WASHINGTON, D.C. – Congressmen John Joyce, M.D. (PA-13) and John Curtis (UT-3) recently introduced H.R.7959, the Returning Inappropriate Cash Handouts (RICH) Act, which prohibits certain individuals from receiving temporary federal unemployment benefits authorized during the coronavirus pandemic. The legislation specifically bars individuals with an income this year that exceeds $1 million from accessing these funds.
“Congress acted decisively to deliver targeted assistance to the hardworking Americans who are struggling as we combat the coronavirus crisis,” Joyce said. “Millionaires shouldn’t be profiting on the backs of American taxpayers. The RICH Act will ensure that coronavirus relief reaches the American workers who need it most. I’m proud to work with Congressman Curtis to protect our workers and steward Americans’ tax dollars responsibly, and I thank Senator Ernst for championing this effort in the Senate.”
“These are some of the most difficult times in our nation’s history. With unemployment levels at a record high, local economies across the country are working tirelessly to reopen in the safest way possible to help get Americans back to work,” said Curtis. “In the meantime, our goal should be to deliver targeted aid to those who desperately need it and we need to draw the line someplace. That’s what our bill seeks to do.”
Companion legislation was introduced in the Senate by Senate Republican Caucus Vice Chair, Senator Joni Ernst (R-IA).
The U.S. Department of Labor currently prohibits state unemployment programs from denying unemployment claims to a person who lost a job even if the individual receives income from multiple sources. More than 2,500 individuals with an income of over $1 million received unemployment insurance benefits in tax year 2017 alone.

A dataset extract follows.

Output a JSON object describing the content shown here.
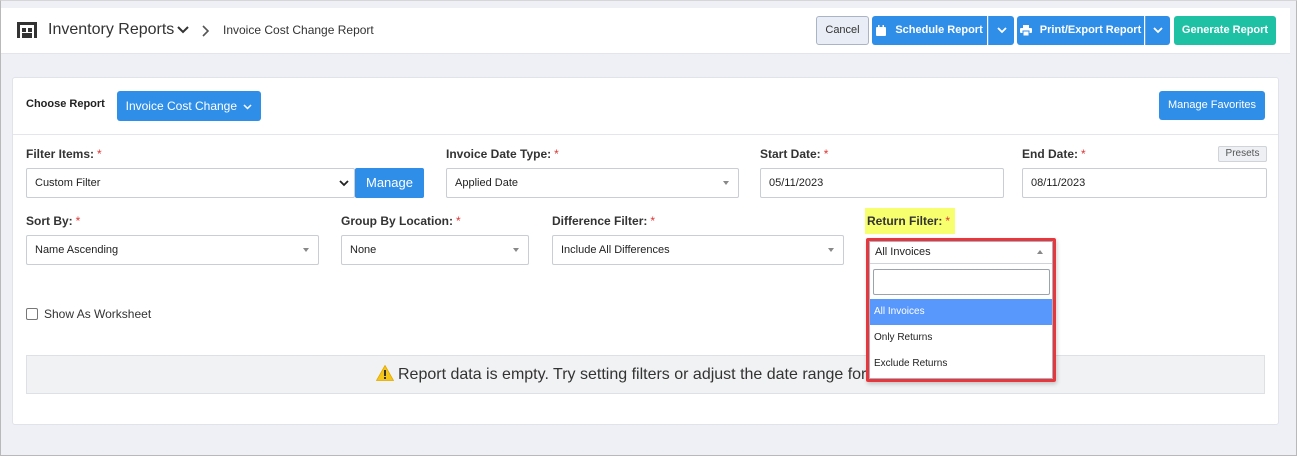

The Coronavirus Aid, Relief, and Economic Security (CARES) Act temporarily authorized the Federal Pandemic Unemployment Compensation program, which offered an additional $600 per week in federal unemployment payments to millions of Americans who recently lost their jobs as a result of the coronavirus pandemic. Under this provision, potentially thousands of individuals with incomes of greater than $1 million this year may have received these supplemental payments on top of state unemployment benefits.
The RICH Act would protect benefits for the American workers who need them the most, while also ensuring that taxpayers are not required to fund these inappropriate payments for the wealthiest Americans.